Meet the WTS Board - Jim Coulson, and Anobium

The Wood Technology Society
,
7 Aug 2019

“Learn something of interest about your WTS Board Members, plus a favourite snippet of wood science.”

Jim Coulson – a long standing Board member of the Wood Technology Society and former President of the Institute of Wood Science - was asked why he sets the monthly Materials World Crossword under the pseudonym of “Anobium”.

The short answer is that most Crossword Setters publish their work under a pseudonym: and Jim wanted to use one which seemed appropriate to his work as a consultant Wood Scientist and a WTS Board Member - Anobium.

The longer answer is that, Anobium,  is actually the Genus of a group of wood-eating insects: the most well-known of which in the UK is Anobium punctatum – aka the “woodworm” (more properly, the Common Furniture Beetle).  As larvae, they bore into wood and use the wood as a source of food.  Anobium attacks the sapwood of both deciduous and coniferous woods.  Although damage by Anobium is often associated with older drier timbers, attack may also originate in freshly seasoned wood.  The life cycle from egg to insect is usually three or more years, and therefore infestation may pass unnoticed until a number of generations have emerged.

On pupation the adults then break through the surface of the wood, creating very fine “saw dust like” deposits.  This is normally the first sign of evidence of Anobium.  By the way, treatment against Anobium is readily available at good DIY stores or via specialist treatment companies.

So, Anobium is not unlike a crossword setter, with the answer to the clue well and truly hidden, though eventually the answer can be seen!

(Adult insect "Anobium."  Image courtesy of J Creffield.)

Jim is no newcomer to crosswords: he has been setting high-level (ie, “difficult”) puzzles for more than 40 years: primarily in the Times Listener series (which originally started in the BBC magazine The Listener: and after that folded in the 1990’s, the “Listener Crossword” was re-homed in the Times, where it can be seen – and maybe attempted – every Saturday).  Jim’s pseudonym which he adopted for his Listener puzzles is “Jago” – and this follows the “Spanish Inquisition” tradition, begun by the early masters of the Thematic Puzzle, such as Torquemada and Ximenes. The Christian name Jago (or “Diego” in the alternative Spanish dialect) was the name of another Cardinal of the Inquisition, Diego Deza: whose name has been reincarnated – but in reverse – as “Azed” of the Observer.

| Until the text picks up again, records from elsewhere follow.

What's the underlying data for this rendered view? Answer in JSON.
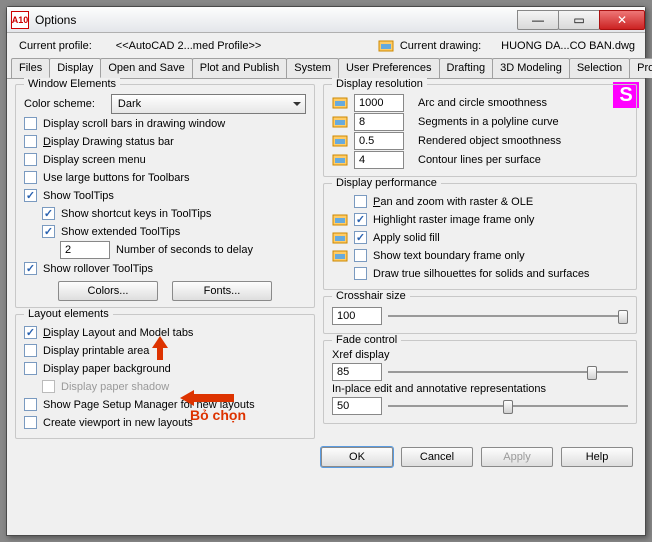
{
  "window": {
    "title": "Options",
    "app_icon_text": "A10"
  },
  "profile": {
    "label_profile": "Current profile:",
    "value_profile": "<<AutoCAD 2...med Profile>>",
    "label_drawing": "Current drawing:",
    "value_drawing": "HUONG DA...CO BAN.dwg"
  },
  "tabs": [
    "Files",
    "Display",
    "Open and Save",
    "Plot and Publish",
    "System",
    "User Preferences",
    "Drafting",
    "3D Modeling",
    "Selection",
    "Profiles"
  ],
  "active_tab_index": 1,
  "window_elements": {
    "title": "Window Elements",
    "color_scheme_label": "Color scheme:",
    "color_scheme_value": "Dark",
    "scroll_bars": "Display scroll bars in drawing window",
    "drawing_status": "Display Drawing status bar",
    "screen_menu": "Display screen menu",
    "large_buttons": "Use large buttons for Toolbars",
    "tooltips": "Show ToolTips",
    "shortcut_keys": "Show shortcut keys in ToolTips",
    "extended_tooltips": "Show extended ToolTips",
    "seconds_value": "2",
    "seconds_label": "Number of seconds to delay",
    "rollover": "Show rollover ToolTips",
    "colors_btn": "Colors...",
    "fonts_btn": "Fonts..."
  },
  "layout_elements": {
    "title": "Layout elements",
    "layout_model": "Display Layout and Model tabs",
    "printable": "Display printable area",
    "paper_bg": "Display paper background",
    "paper_shadow": "Display paper shadow",
    "page_setup": "Show Page Setup Manager for new layouts",
    "viewport": "Create viewport in new layouts"
  },
  "display_resolution": {
    "title": "Display resolution",
    "arc_value": "1000",
    "arc_label": "Arc and circle smoothness",
    "seg_value": "8",
    "seg_label": "Segments in a polyline curve",
    "rend_value": "0.5",
    "rend_label": "Rendered object smoothness",
    "cont_value": "4",
    "cont_label": "Contour lines per surface"
  },
  "display_performance": {
    "title": "Display performance",
    "pan_zoom": "Pan and zoom with raster & OLE",
    "highlight_raster": "Highlight raster image frame only",
    "solid_fill": "Apply solid fill",
    "text_boundary": "Show text boundary frame only",
    "true_silhouettes": "Draw true silhouettes for solids and surfaces"
  },
  "crosshair": {
    "title": "Crosshair size",
    "value": "100",
    "thumb_pct": 98
  },
  "fade": {
    "title": "Fade control",
    "xref_label": "Xref display",
    "xref_value": "85",
    "xref_pct": 85,
    "inplace_label": "In-place edit and annotative representations",
    "inplace_value": "50",
    "inplace_pct": 50
  },
  "footer": {
    "ok": "OK",
    "cancel": "Cancel",
    "apply": "Apply",
    "help": "Help"
  },
  "annotation": {
    "text": "Bỏ chọn"
  }
}
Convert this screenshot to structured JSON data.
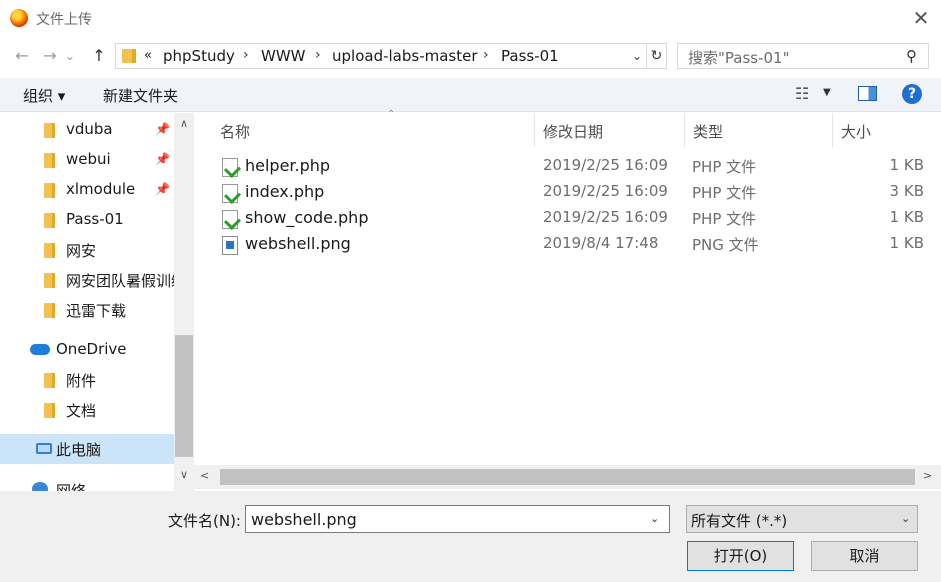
{
  "window": {
    "title": "文件上传",
    "close_glyph": "✕"
  },
  "nav": {
    "back_glyph": "←",
    "forward_glyph": "→",
    "dropdown_glyph": "⌄",
    "up_glyph": "↑",
    "address_prefix": "«",
    "breadcrumbs": [
      "phpStudy",
      "WWW",
      "upload-labs-master",
      "Pass-01"
    ],
    "separator": "›",
    "addr_dropdown_glyph": "⌄",
    "refresh_glyph": "↻",
    "search_placeholder": "搜索\"Pass-01\"",
    "search_glyph": "⚲"
  },
  "toolbar": {
    "organize_label": "组织 ▾",
    "new_folder_label": "新建文件夹",
    "view_glyph": "☷",
    "view_dropdown_glyph": "▼",
    "help_glyph": "?"
  },
  "sidebar": {
    "items": [
      {
        "label": "vduba",
        "pinned": true
      },
      {
        "label": "webui",
        "pinned": true
      },
      {
        "label": "xlmodule",
        "pinned": true
      },
      {
        "label": "Pass-01"
      },
      {
        "label": "网安"
      },
      {
        "label": "网安团队暑假训练"
      },
      {
        "label": "迅雷下载"
      },
      {
        "label": "OneDrive"
      },
      {
        "label": "附件"
      },
      {
        "label": "文档"
      },
      {
        "label": "此电脑"
      },
      {
        "label": "网络"
      }
    ],
    "pin_glyph": "📌",
    "scroll_up_glyph": "∧",
    "scroll_down_glyph": "∨"
  },
  "file_list": {
    "columns": [
      "名称",
      "修改日期",
      "类型",
      "大小"
    ],
    "sort_glyph": "⌃",
    "files": [
      {
        "name": "helper.php",
        "modified": "2019/2/25 16:09",
        "type": "PHP 文件",
        "size": "1 KB",
        "icon": "php-file-icon"
      },
      {
        "name": "index.php",
        "modified": "2019/2/25 16:09",
        "type": "PHP 文件",
        "size": "3 KB",
        "icon": "php-file-icon"
      },
      {
        "name": "show_code.php",
        "modified": "2019/2/25 16:09",
        "type": "PHP 文件",
        "size": "1 KB",
        "icon": "php-file-icon"
      },
      {
        "name": "webshell.png",
        "modified": "2019/8/4 17:48",
        "type": "PNG 文件",
        "size": "1 KB",
        "icon": "png-file-icon"
      }
    ],
    "hscroll_left_glyph": "<",
    "hscroll_right_glyph": ">"
  },
  "footer": {
    "filename_label": "文件名(N):",
    "filename_value": "webshell.png",
    "filetype_value": "所有文件 (*.*)",
    "dropdown_glyph": "⌄",
    "open_label": "打开(O)",
    "cancel_label": "取消"
  },
  "colors": {
    "accent": "#0078d7",
    "selection": "#cce4f7",
    "toolbar_bg": "#f0f4f9",
    "bottom_bg": "#f0f0f0"
  }
}
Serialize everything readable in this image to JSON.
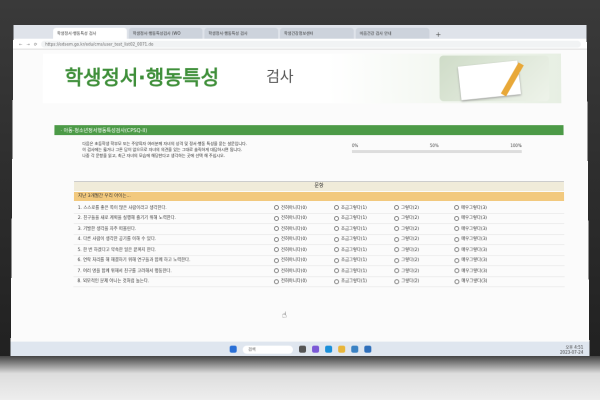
{
  "browser": {
    "tabs": [
      "학생정서·행동특성 검사",
      "학생정서·행동특성검사 (WO",
      "학생정서·행동특성 검사",
      "학생건강정보센터",
      "마음건강 검사 안내"
    ],
    "url": "https://edsem.go.kr/edu/cms/user_test_list02_0071.do"
  },
  "page": {
    "title_main": "학생정서·행동특성",
    "title_sub": "검사",
    "section_bar": "· 아동·청소년정서행동특성검사(CPSQ-II)",
    "intro_lines": [
      "다음은 초등학생 학부모 또는 주양육자 여러분께 자녀의 성격 및 정서·행동 특성을 묻는 설문입니다.",
      "이 검사에는 옳거나 그른 답이 없으므로 자녀의 의견을 있는 그대로 솔직하게 대답하시면 됩니다.",
      "나중 각 문항을 읽고, 최근 자녀의 모습에 해당한다고 생각하는 곳에 선택 해 주십시오."
    ],
    "progress_labels": [
      "0%",
      "50%",
      "100%"
    ],
    "group_header": "문항",
    "subheader": "지난 3개월간 우리 아이는..."
  },
  "options": [
    "전혀아니다(0)",
    "조금그렇다(1)",
    "그렇다(2)",
    "매우그렇다(3)"
  ],
  "questions": [
    "1. 스스로를 좋은 쪽이 많은 사람이라고 생각한다.",
    "2. 친구들을 새로 계획을 실행해 즐기기 위해 노력한다.",
    "3. 기발한 생각을 자주 떠올린다.",
    "4. 다른 사람이 생각한 공기를 이해 수 있다.",
    "5. 한 번 하겠다고 약속한 일은 끝까지 한다.",
    "6. 연락 처리를 해 해결하기 위해 연구들과 함께 하고 노력한다.",
    "7. 여러 명을 함께 위해서 친구를 고려해서 행동한다.",
    "8. 외모적인 문제 아니는 것처럼 놀는다."
  ],
  "taskbar": {
    "search_label": "검색",
    "time": "오후 4:51",
    "date": "2023-07-24"
  }
}
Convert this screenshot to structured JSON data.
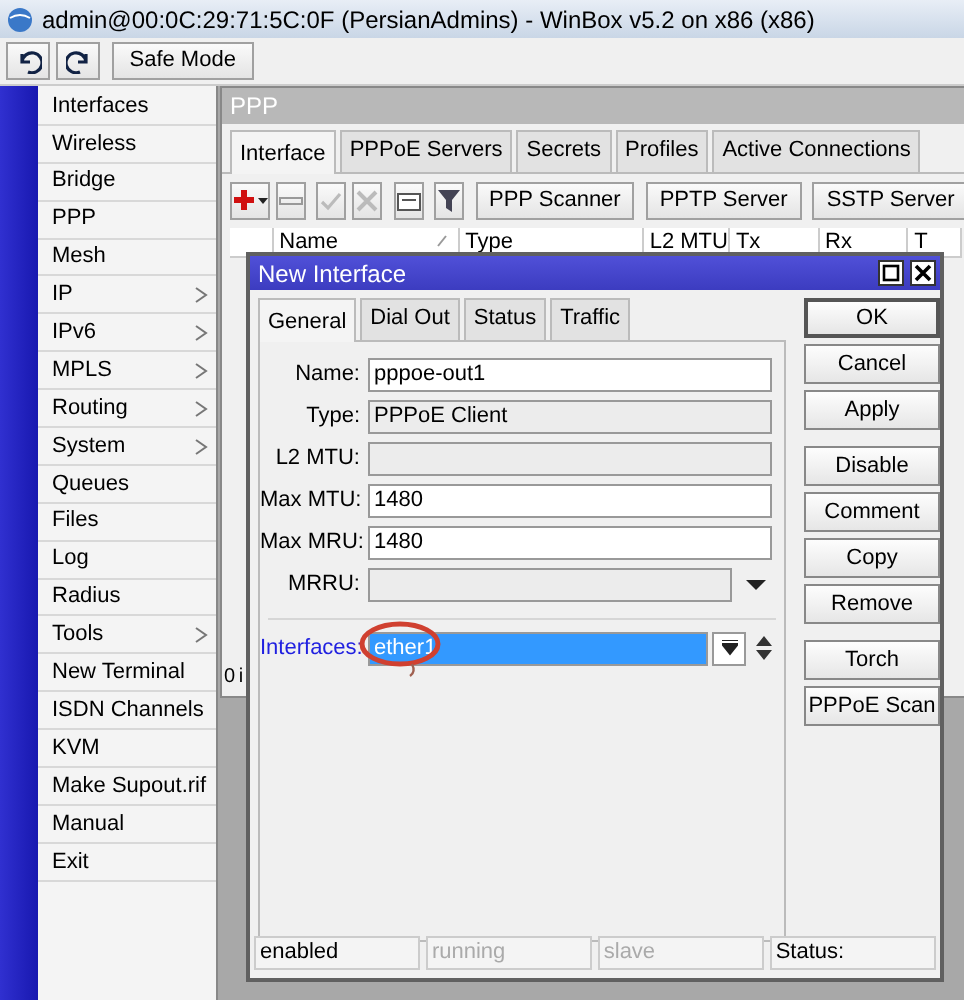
{
  "window": {
    "title": "admin@00:0C:29:71:5C:0F (PersianAdmins) - WinBox v5.2 on x86 (x86)"
  },
  "toolbar": {
    "safe_mode": "Safe Mode"
  },
  "sidebar": {
    "items": [
      {
        "label": "Interfaces",
        "submenu": false
      },
      {
        "label": "Wireless",
        "submenu": false
      },
      {
        "label": "Bridge",
        "submenu": false
      },
      {
        "label": "PPP",
        "submenu": false
      },
      {
        "label": "Mesh",
        "submenu": false
      },
      {
        "label": "IP",
        "submenu": true
      },
      {
        "label": "IPv6",
        "submenu": true
      },
      {
        "label": "MPLS",
        "submenu": true
      },
      {
        "label": "Routing",
        "submenu": true
      },
      {
        "label": "System",
        "submenu": true
      },
      {
        "label": "Queues",
        "submenu": false
      },
      {
        "label": "Files",
        "submenu": false
      },
      {
        "label": "Log",
        "submenu": false
      },
      {
        "label": "Radius",
        "submenu": false
      },
      {
        "label": "Tools",
        "submenu": true
      },
      {
        "label": "New Terminal",
        "submenu": false
      },
      {
        "label": "ISDN Channels",
        "submenu": false
      },
      {
        "label": "KVM",
        "submenu": false
      },
      {
        "label": "Make Supout.rif",
        "submenu": false
      },
      {
        "label": "Manual",
        "submenu": false
      },
      {
        "label": "Exit",
        "submenu": false
      }
    ]
  },
  "ppp_window": {
    "title": "PPP",
    "tabs": [
      {
        "label": "Interface",
        "selected": true
      },
      {
        "label": "PPPoE Servers",
        "selected": false
      },
      {
        "label": "Secrets",
        "selected": false
      },
      {
        "label": "Profiles",
        "selected": false
      },
      {
        "label": "Active Connections",
        "selected": false
      }
    ],
    "toolbar_buttons": [
      "PPP Scanner",
      "PPTP Server",
      "SSTP Server"
    ],
    "table": {
      "columns": [
        "Name",
        "Type",
        "L2 MTU",
        "Tx",
        "Rx",
        "T"
      ]
    },
    "status": "0 i"
  },
  "dialog": {
    "title": "New Interface",
    "tabs": [
      {
        "label": "General",
        "selected": true
      },
      {
        "label": "Dial Out",
        "selected": false
      },
      {
        "label": "Status",
        "selected": false
      },
      {
        "label": "Traffic",
        "selected": false
      }
    ],
    "fields": [
      {
        "label": "Name:",
        "value": "pppoe-out1",
        "disabled": false,
        "dropdown": false
      },
      {
        "label": "Type:",
        "value": "PPPoE Client",
        "disabled": true,
        "dropdown": false
      },
      {
        "label": "L2 MTU:",
        "disabled": true,
        "dropdown": false
      },
      {
        "label": "Max MTU:",
        "value": "1480",
        "disabled": false,
        "dropdown": false
      },
      {
        "label": "Max MRU:",
        "value": "1480",
        "disabled": false,
        "dropdown": false
      },
      {
        "label": "MRRU:",
        "disabled": true,
        "dropdown": true
      }
    ],
    "interfaces": {
      "label": "Interfaces:",
      "value": "ether1",
      "selected": true
    },
    "button_groups": [
      [
        "OK",
        "Cancel",
        "Apply"
      ],
      [
        "Disable",
        "Comment",
        "Copy",
        "Remove"
      ],
      [
        "Torch",
        "PPPoE Scan"
      ]
    ],
    "status_bar": [
      {
        "text": "enabled",
        "disabled": false
      },
      {
        "text": "running",
        "disabled": true
      },
      {
        "text": "slave",
        "disabled": true
      },
      {
        "text": "Status:",
        "disabled": false
      }
    ]
  }
}
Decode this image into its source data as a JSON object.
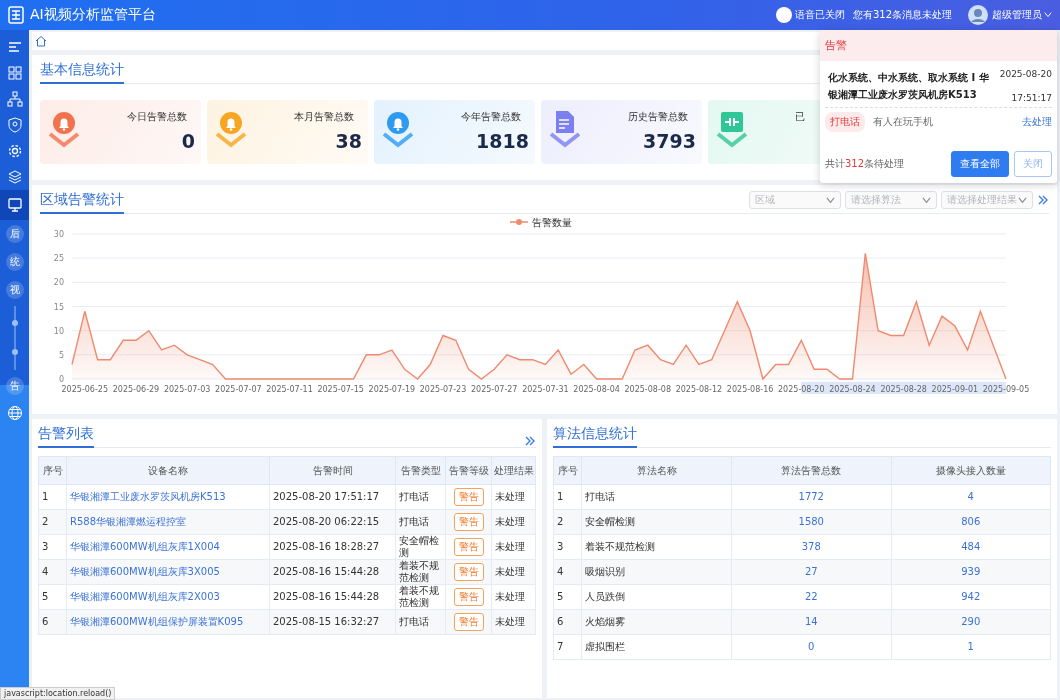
{
  "header": {
    "title": "AI视频分析监管平台",
    "voice_toggle": {
      "label": "语音已关闭",
      "on": false
    },
    "messages": "您有312条消息未处理",
    "user": "超级管理员"
  },
  "sidebar": {
    "items": [
      {
        "kind": "menu",
        "selected": false
      },
      {
        "kind": "grid",
        "selected": false
      },
      {
        "kind": "tree",
        "selected": false
      },
      {
        "kind": "shield",
        "selected": false
      },
      {
        "kind": "gear",
        "selected": false
      },
      {
        "kind": "layers",
        "selected": false
      },
      {
        "kind": "monitor",
        "selected": true
      },
      {
        "kind": "text",
        "label": "后",
        "selected": false
      },
      {
        "kind": "text",
        "label": "统",
        "selected": false
      },
      {
        "kind": "text",
        "label": "视",
        "selected": false
      },
      {
        "kind": "slider",
        "selected": false
      },
      {
        "kind": "text",
        "label": "告",
        "selected": false
      },
      {
        "kind": "globe",
        "selected": false
      }
    ]
  },
  "basic_stats": {
    "title": "基本信息统计",
    "cards": [
      {
        "kind": "bell",
        "label": "今日告警总数",
        "value": "0",
        "color": "#f2714f"
      },
      {
        "kind": "bell",
        "label": "本月告警总数",
        "value": "38",
        "color": "#f6a623"
      },
      {
        "kind": "bell",
        "label": "今年告警总数",
        "value": "1818",
        "color": "#2f9bf0"
      },
      {
        "kind": "document",
        "label": "历史告警总数",
        "value": "3793",
        "color": "#7b7ff0"
      },
      {
        "kind": "plug",
        "label": "已",
        "color": "#2fc795"
      }
    ]
  },
  "region_chart": {
    "title": "区域告警统计",
    "filters": [
      {
        "placeholder": "区域"
      },
      {
        "placeholder": "请选择算法"
      },
      {
        "placeholder": "请选择处理结果"
      }
    ],
    "chart_data": {
      "type": "area",
      "grid": true,
      "categories": [
        null,
        "2025-06-25",
        null,
        null,
        null,
        "2025-06-29",
        null,
        null,
        null,
        "2025-07-03",
        null,
        null,
        null,
        "2025-07-07",
        null,
        null,
        null,
        "2025-07-11",
        null,
        null,
        null,
        "2025-07-15",
        null,
        null,
        null,
        "2025-07-19",
        null,
        null,
        null,
        "2025-07-23",
        null,
        null,
        null,
        "2025-07-27",
        null,
        null,
        null,
        "2025-07-31",
        null,
        null,
        null,
        "2025-08-04",
        null,
        null,
        null,
        "2025-08-08",
        null,
        null,
        null,
        "2025-08-12",
        null,
        null,
        null,
        "2025-08-16",
        null,
        null,
        null,
        "2025-08-20",
        null,
        null,
        null,
        "2025-08-24",
        null,
        null,
        null,
        "2025-08-28",
        null,
        null,
        null,
        "2025-09-01",
        null,
        null,
        null,
        "2025-09-05"
      ],
      "series": [
        {
          "name": "告警数量",
          "color": "#ef8a6f",
          "values": [
            3,
            14,
            4,
            4,
            8,
            8,
            10,
            6,
            7,
            5,
            4,
            3,
            0,
            0,
            0,
            0,
            0,
            0,
            0,
            0,
            0,
            0,
            0,
            5,
            5,
            6,
            2,
            0,
            3,
            9,
            8,
            2,
            0,
            2,
            5,
            4,
            4,
            3,
            6,
            1,
            3,
            0,
            0,
            0,
            6,
            7,
            4,
            3,
            7,
            3,
            4,
            10,
            16,
            10,
            0,
            3,
            3,
            8,
            2,
            2,
            0,
            0,
            26,
            10,
            9,
            9,
            16,
            7,
            13,
            11,
            6,
            14,
            7,
            0
          ]
        }
      ],
      "ylim": [
        0,
        30
      ],
      "yticks": [
        0,
        5,
        10,
        15,
        20,
        25,
        30
      ]
    }
  },
  "alert_list": {
    "title": "告警列表",
    "columns": [
      "序号",
      "设备名称",
      "告警时间",
      "告警类型",
      "告警等级",
      "处理结果"
    ],
    "rows": [
      {
        "no": "1",
        "device": "华银湘潭工业废水罗茨风机房K513",
        "time": "2025-08-20 17:51:17",
        "type": "打电话",
        "level": "警告",
        "result": "未处理"
      },
      {
        "no": "2",
        "device": "R588华银湘潭燃运程控室",
        "time": "2025-08-20 06:22:15",
        "type": "打电话",
        "level": "警告",
        "result": "未处理"
      },
      {
        "no": "3",
        "device": "华银湘潭600MW机组灰库1X004",
        "time": "2025-08-16 18:28:27",
        "type": "安全帽检测",
        "level": "警告",
        "result": "未处理"
      },
      {
        "no": "4",
        "device": "华银湘潭600MW机组灰库3X005",
        "time": "2025-08-16 15:44:28",
        "type": "着装不规范检测",
        "level": "警告",
        "result": "未处理"
      },
      {
        "no": "5",
        "device": "华银湘潭600MW机组灰库2X003",
        "time": "2025-08-16 15:44:28",
        "type": "着装不规范检测",
        "level": "警告",
        "result": "未处理"
      },
      {
        "no": "6",
        "device": "华银湘潭600MW机组保护屏装置K095",
        "time": "2025-08-15 16:32:27",
        "type": "打电话",
        "level": "警告",
        "result": "未处理"
      }
    ]
  },
  "algorithm_stats": {
    "title": "算法信息统计",
    "columns": [
      "序号",
      "算法名称",
      "算法告警总数",
      "摄像头接入数量"
    ],
    "rows": [
      {
        "no": "1",
        "name": "打电话",
        "alerts": "1772",
        "cameras": "4"
      },
      {
        "no": "2",
        "name": "安全帽检测",
        "alerts": "1580",
        "cameras": "806"
      },
      {
        "no": "3",
        "name": "着装不规范检测",
        "alerts": "378",
        "cameras": "484"
      },
      {
        "no": "4",
        "name": "吸烟识别",
        "alerts": "27",
        "cameras": "939"
      },
      {
        "no": "5",
        "name": "人员跌倒",
        "alerts": "22",
        "cameras": "942"
      },
      {
        "no": "6",
        "name": "火焰烟雾",
        "alerts": "14",
        "cameras": "290"
      },
      {
        "no": "7",
        "name": "虚拟围栏",
        "alerts": "0",
        "cameras": "1"
      }
    ]
  },
  "popup": {
    "title": "告警",
    "message": "化水系统、中水系统、取水系统 I 华银湘潭工业废水罗茨风机房K513",
    "date": "2025-08-20",
    "time": "17:51:17",
    "tag": "打电话",
    "description": "有人在玩手机",
    "action": "去处理",
    "total_prefix": "共计",
    "total_count": "312",
    "total_suffix": "条待处理",
    "buttons": [
      {
        "label": "查看全部",
        "kind": "primary"
      },
      {
        "label": "关闭",
        "kind": "secondary"
      }
    ]
  },
  "status_bar": "javascript:location.reload()"
}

Jim also sets other “Thematic”-type puzzles for the Sunday Telegraph’s “Enigmatic Variations” series (as X-Type), as well as setting occasional weekday puzzles – anonymously – in the Daily Telegraph.

As it happens, “Anobium” has another, scientific, connection with the WTS – or rather, its predecessor, the Institute of Wood Science – in that a Past President of the IWSc, Jean Taylor, published a learned research article about the prevention of Anobium attack in Birch plywood, in 1968, when she worked as a wood scientist at the then Forest Products Research Laboratory.

Jean Taylor was the only woman to become President of the Institute of Wood Science: but quite soon, the Wood Technology Society will be getting its first female Chair, Morwenna Spear, (also a wood scientist), of Bangor University: who will take up Office in 2022.

A radiograph of Jean's, dating from 1968, showing Anobium after 18 months.